And it seems very deserving that Julio got a goal in this game, because he was coming forward a lot. I read somewhere that San Jose’s man-marking system always leaves one center back unaccounted for, so bringing that guy forward in the attack can be effective. Turns out, that’s true.
87th minute and up 5-1, you’d think Gio would call off the dogs, right? Wrong. Watch how our high press leads to a turnover, then a sixth and final goal.
That’s an ugly finish from Jaroslaw Niezgoda, but his backheel pass to Chara beforehand was lovely.
And that’s it! We did it! Seven goals, all in one degree! I need a cigarette.
6) Some random thoughts from the second San Jose game.
- Do you think 2020 will be remembered as the Year of the Global Pandemic, or as the Year Diego Valeri Kept Getting Kicked In the Face? It happened against Orlando in the MLS is Back Tournament and it happened again versus San Jose, this time by that whiny little shit Florian Jungwirth. That guy’s a real tool, isn’t he? He’s quickly rising up the list of my least favorite players.
- In the 79th minute the commentators mentioned Marco Farfan and I realized I’d completely forgotten he was on the field. Is it a good thing or a bad thing if you can go almost an entire game totally unaware of your right back?
- Serious question now: are we absolutely sure Niezgoda and Mora are the best strikers on our team? Yes, they’re both very good, and they’ve definitely got more pedigree than Jebo, but are they actually better? Jebo just keeps scoring. At some point, we have to admit he’s our best guy. Convince me otherwise down in comments.
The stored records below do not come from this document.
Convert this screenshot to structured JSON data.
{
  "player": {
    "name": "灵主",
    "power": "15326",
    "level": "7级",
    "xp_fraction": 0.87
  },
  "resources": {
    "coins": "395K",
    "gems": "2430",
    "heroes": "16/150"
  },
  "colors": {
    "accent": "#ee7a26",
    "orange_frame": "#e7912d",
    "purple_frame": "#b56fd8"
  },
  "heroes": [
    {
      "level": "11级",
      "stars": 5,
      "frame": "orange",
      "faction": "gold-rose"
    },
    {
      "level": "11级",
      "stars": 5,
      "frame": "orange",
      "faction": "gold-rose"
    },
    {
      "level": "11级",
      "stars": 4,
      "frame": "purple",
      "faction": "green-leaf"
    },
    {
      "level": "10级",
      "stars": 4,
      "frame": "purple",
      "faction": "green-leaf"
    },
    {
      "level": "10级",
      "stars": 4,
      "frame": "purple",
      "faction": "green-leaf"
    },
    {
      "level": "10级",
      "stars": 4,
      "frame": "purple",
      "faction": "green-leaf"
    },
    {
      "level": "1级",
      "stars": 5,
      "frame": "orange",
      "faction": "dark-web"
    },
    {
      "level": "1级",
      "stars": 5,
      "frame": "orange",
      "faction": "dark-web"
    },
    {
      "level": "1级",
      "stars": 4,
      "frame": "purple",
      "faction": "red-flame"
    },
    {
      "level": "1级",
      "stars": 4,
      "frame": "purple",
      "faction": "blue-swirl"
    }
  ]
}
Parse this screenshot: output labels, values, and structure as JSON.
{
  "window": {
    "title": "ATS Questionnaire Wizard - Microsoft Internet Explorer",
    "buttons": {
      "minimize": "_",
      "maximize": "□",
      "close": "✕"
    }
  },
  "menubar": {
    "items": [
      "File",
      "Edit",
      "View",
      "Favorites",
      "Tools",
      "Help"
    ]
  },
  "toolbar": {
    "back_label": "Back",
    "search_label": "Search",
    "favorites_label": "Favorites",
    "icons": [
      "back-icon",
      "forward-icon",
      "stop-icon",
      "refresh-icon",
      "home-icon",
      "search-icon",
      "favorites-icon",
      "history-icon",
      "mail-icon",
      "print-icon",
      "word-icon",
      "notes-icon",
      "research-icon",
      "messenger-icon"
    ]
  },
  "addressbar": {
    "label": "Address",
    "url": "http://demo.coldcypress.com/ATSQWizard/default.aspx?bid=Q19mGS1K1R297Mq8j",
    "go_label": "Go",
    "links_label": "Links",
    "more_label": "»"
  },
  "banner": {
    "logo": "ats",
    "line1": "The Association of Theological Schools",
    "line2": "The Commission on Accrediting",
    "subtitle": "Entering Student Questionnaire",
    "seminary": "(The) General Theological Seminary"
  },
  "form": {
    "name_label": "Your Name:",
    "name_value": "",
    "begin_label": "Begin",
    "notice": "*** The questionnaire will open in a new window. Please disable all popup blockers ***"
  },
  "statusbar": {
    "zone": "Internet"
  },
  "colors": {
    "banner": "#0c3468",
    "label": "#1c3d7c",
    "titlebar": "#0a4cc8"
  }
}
- Speaking of scoring, the Timbers have scored 25 goals so far this season, which is tied for 2nd most in the league, one behind Seattle’s 26. Alas, Seattle’s defense is much, much better than ours, which is why their goal differential is +16, while ours is +1. I heard about a coach back in the day (I can’t think of his name) whose soccer ethos was, “I’d rather lose a game 5-4 than win it 1-0.” I can never decide if I agree with that sentiment, but the 2020 Timbers seem intent on letting me live the experience. We score a lot and we concede a lot. What do you think of it? Great fun or utterly maddening?